◆ Exercise prompt
Print each record exactly as it appears, but drop the images.

◆ Data to process
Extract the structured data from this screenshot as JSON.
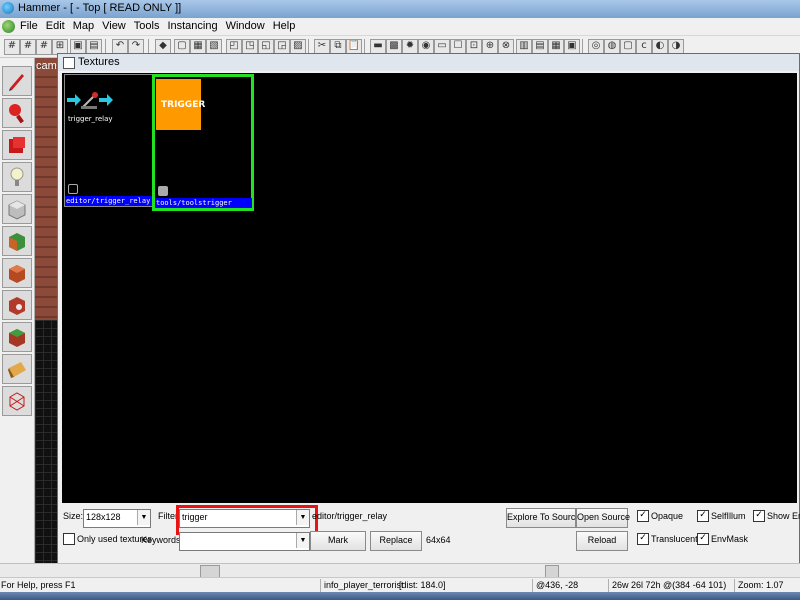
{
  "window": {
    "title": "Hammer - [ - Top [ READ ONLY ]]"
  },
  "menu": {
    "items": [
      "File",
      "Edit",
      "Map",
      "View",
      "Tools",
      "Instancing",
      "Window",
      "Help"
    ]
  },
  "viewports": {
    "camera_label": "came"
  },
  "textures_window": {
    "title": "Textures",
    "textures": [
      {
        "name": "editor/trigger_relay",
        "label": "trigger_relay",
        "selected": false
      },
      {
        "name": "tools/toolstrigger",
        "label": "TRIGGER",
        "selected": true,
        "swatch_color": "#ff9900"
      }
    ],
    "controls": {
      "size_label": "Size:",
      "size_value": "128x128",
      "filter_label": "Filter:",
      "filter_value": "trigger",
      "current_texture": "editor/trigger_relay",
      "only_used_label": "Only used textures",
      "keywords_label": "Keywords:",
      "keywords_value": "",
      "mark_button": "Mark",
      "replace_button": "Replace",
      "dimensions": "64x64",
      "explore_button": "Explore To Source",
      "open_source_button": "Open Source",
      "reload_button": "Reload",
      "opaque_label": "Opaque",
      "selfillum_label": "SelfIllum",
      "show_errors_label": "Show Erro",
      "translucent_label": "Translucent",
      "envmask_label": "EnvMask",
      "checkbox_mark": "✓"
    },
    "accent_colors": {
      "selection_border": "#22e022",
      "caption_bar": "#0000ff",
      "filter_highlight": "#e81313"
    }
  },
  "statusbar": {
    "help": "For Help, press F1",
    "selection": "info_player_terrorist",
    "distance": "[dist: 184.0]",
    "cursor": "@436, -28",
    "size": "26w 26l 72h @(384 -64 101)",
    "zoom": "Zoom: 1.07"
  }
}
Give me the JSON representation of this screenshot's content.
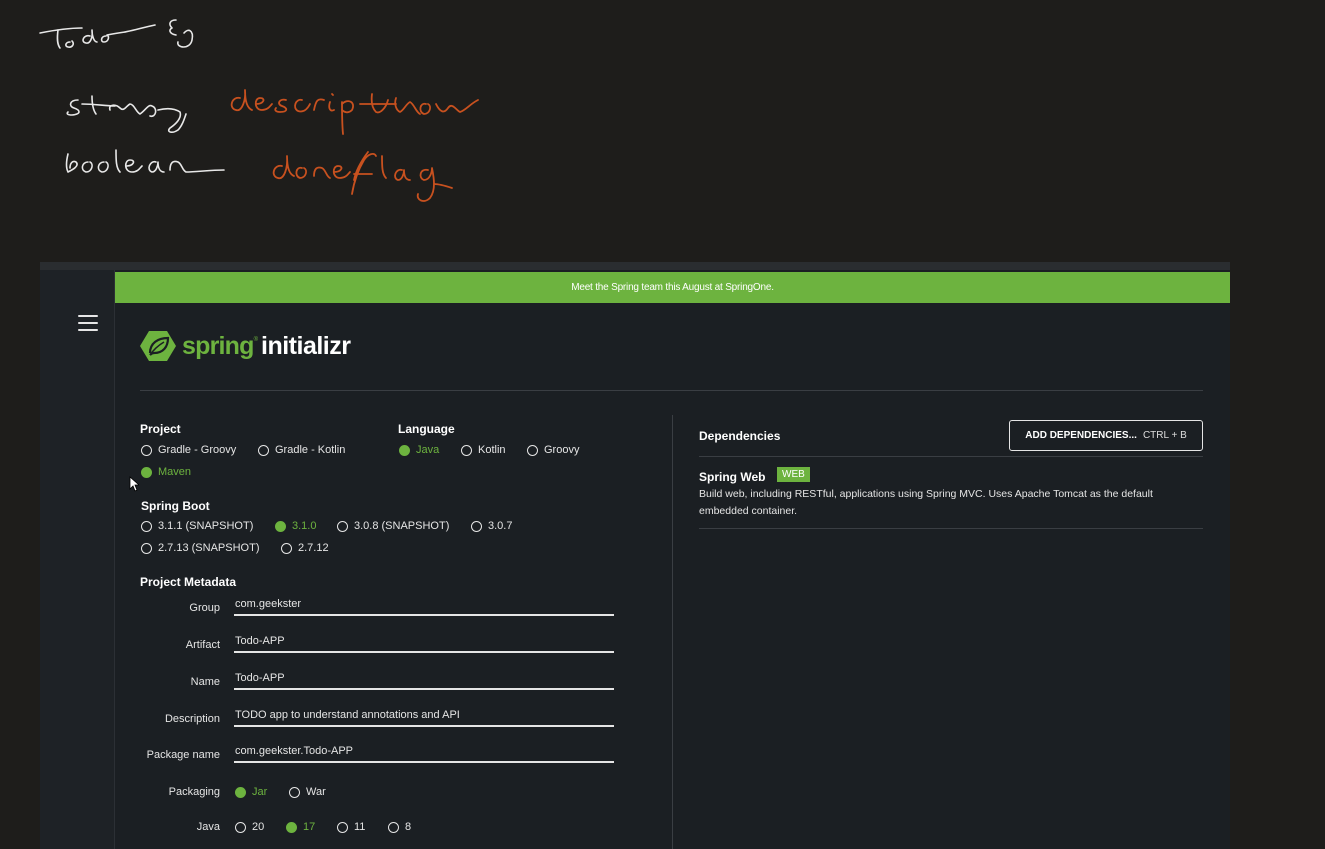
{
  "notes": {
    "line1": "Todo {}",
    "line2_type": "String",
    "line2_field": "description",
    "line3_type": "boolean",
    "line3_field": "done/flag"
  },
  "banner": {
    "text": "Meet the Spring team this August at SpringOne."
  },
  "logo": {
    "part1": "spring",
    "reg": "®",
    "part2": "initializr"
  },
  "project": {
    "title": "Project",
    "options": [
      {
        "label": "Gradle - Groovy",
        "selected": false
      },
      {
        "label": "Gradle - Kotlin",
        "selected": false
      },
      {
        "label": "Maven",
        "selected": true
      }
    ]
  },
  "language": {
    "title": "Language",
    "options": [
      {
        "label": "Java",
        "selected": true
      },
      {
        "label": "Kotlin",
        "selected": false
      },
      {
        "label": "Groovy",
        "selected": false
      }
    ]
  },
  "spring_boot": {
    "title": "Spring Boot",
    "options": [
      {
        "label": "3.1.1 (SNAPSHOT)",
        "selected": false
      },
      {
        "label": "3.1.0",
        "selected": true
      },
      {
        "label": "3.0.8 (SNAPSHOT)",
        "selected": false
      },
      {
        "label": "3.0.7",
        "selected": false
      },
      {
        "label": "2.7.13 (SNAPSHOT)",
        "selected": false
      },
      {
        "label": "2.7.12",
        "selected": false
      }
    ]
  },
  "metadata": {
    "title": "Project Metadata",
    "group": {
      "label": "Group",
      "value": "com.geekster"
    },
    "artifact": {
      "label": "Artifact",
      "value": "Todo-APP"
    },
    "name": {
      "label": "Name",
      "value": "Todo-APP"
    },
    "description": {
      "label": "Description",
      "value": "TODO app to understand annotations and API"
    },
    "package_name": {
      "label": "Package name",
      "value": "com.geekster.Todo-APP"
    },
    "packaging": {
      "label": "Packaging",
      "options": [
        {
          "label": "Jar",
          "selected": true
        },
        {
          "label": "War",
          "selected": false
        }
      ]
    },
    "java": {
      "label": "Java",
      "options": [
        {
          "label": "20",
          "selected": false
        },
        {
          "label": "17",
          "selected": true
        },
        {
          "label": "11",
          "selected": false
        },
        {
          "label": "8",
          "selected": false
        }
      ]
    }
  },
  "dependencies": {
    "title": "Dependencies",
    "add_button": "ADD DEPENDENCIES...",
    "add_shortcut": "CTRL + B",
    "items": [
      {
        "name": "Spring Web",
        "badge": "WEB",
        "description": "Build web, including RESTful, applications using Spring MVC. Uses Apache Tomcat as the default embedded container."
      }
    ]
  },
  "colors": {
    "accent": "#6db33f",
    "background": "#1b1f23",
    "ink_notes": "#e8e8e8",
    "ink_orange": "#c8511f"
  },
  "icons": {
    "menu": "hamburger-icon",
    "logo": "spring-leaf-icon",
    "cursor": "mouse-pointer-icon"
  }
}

◆ Answer to this problem
Extract the structured data from this screenshot as JSON.
{
  "window": {
    "title": "Hammer - [ - Top [ READ ONLY ]]"
  },
  "menu": {
    "items": [
      "File",
      "Edit",
      "Map",
      "View",
      "Tools",
      "Instancing",
      "Window",
      "Help"
    ]
  },
  "viewports": {
    "camera_label": "came"
  },
  "textures_window": {
    "title": "Textures",
    "textures": [
      {
        "name": "editor/trigger_relay",
        "label": "trigger_relay",
        "selected": false
      },
      {
        "name": "tools/toolstrigger",
        "label": "TRIGGER",
        "selected": true,
        "swatch_color": "#ff9900"
      }
    ],
    "controls": {
      "size_label": "Size:",
      "size_value": "128x128",
      "filter_label": "Filter:",
      "filter_value": "trigger",
      "current_texture": "editor/trigger_relay",
      "only_used_label": "Only used textures",
      "keywords_label": "Keywords:",
      "keywords_value": "",
      "mark_button": "Mark",
      "replace_button": "Replace",
      "dimensions": "64x64",
      "explore_button": "Explore To Source",
      "open_source_button": "Open Source",
      "reload_button": "Reload",
      "opaque_label": "Opaque",
      "selfillum_label": "SelfIllum",
      "show_errors_label": "Show Erro",
      "translucent_label": "Translucent",
      "envmask_label": "EnvMask",
      "checkbox_mark": "✓"
    },
    "accent_colors": {
      "selection_border": "#22e022",
      "caption_bar": "#0000ff",
      "filter_highlight": "#e81313"
    }
  },
  "statusbar": {
    "help": "For Help, press F1",
    "selection": "info_player_terrorist",
    "distance": "[dist: 184.0]",
    "cursor": "@436, -28",
    "size": "26w 26l 72h @(384 -64 101)",
    "zoom": "Zoom: 1.07"
  }
}
Give me the JSON representation of this screenshot's content.
{
  "notes": {
    "line1": "Todo {}",
    "line2_type": "String",
    "line2_field": "description",
    "line3_type": "boolean",
    "line3_field": "done/flag"
  },
  "banner": {
    "text": "Meet the Spring team this August at SpringOne."
  },
  "logo": {
    "part1": "spring",
    "reg": "®",
    "part2": "initializr"
  },
  "project": {
    "title": "Project",
    "options": [
      {
        "label": "Gradle - Groovy",
        "selected": false
      },
      {
        "label": "Gradle - Kotlin",
        "selected": false
      },
      {
        "label": "Maven",
        "selected": true
      }
    ]
  },
  "language": {
    "title": "Language",
    "options": [
      {
        "label": "Java",
        "selected": true
      },
      {
        "label": "Kotlin",
        "selected": false
      },
      {
        "label": "Groovy",
        "selected": false
      }
    ]
  },
  "spring_boot": {
    "title": "Spring Boot",
    "options": [
      {
        "label": "3.1.1 (SNAPSHOT)",
        "selected": false
      },
      {
        "label": "3.1.0",
        "selected": true
      },
      {
        "label": "3.0.8 (SNAPSHOT)",
        "selected": false
      },
      {
        "label": "3.0.7",
        "selected": false
      },
      {
        "label": "2.7.13 (SNAPSHOT)",
        "selected": false
      },
      {
        "label": "2.7.12",
        "selected": false
      }
    ]
  },
  "metadata": {
    "title": "Project Metadata",
    "group": {
      "label": "Group",
      "value": "com.geekster"
    },
    "artifact": {
      "label": "Artifact",
      "value": "Todo-APP"
    },
    "name": {
      "label": "Name",
      "value": "Todo-APP"
    },
    "description": {
      "label": "Description",
      "value": "TODO app to understand annotations and API"
    },
    "package_name": {
      "label": "Package name",
      "value": "com.geekster.Todo-APP"
    },
    "packaging": {
      "label": "Packaging",
      "options": [
        {
          "label": "Jar",
          "selected": true
        },
        {
          "label": "War",
          "selected": false
        }
      ]
    },
    "java": {
      "label": "Java",
      "options": [
        {
          "label": "20",
          "selected": false
        },
        {
          "label": "17",
          "selected": true
        },
        {
          "label": "11",
          "selected": false
        },
        {
          "label": "8",
          "selected": false
        }
      ]
    }
  },
  "dependencies": {
    "title": "Dependencies",
    "add_button": "ADD DEPENDENCIES...",
    "add_shortcut": "CTRL + B",
    "items": [
      {
        "name": "Spring Web",
        "badge": "WEB",
        "description": "Build web, including RESTful, applications using Spring MVC. Uses Apache Tomcat as the default embedded container."
      }
    ]
  },
  "colors": {
    "accent": "#6db33f",
    "background": "#1b1f23",
    "ink_notes": "#e8e8e8",
    "ink_orange": "#c8511f"
  },
  "icons": {
    "menu": "hamburger-icon",
    "logo": "spring-leaf-icon",
    "cursor": "mouse-pointer-icon"
  }
}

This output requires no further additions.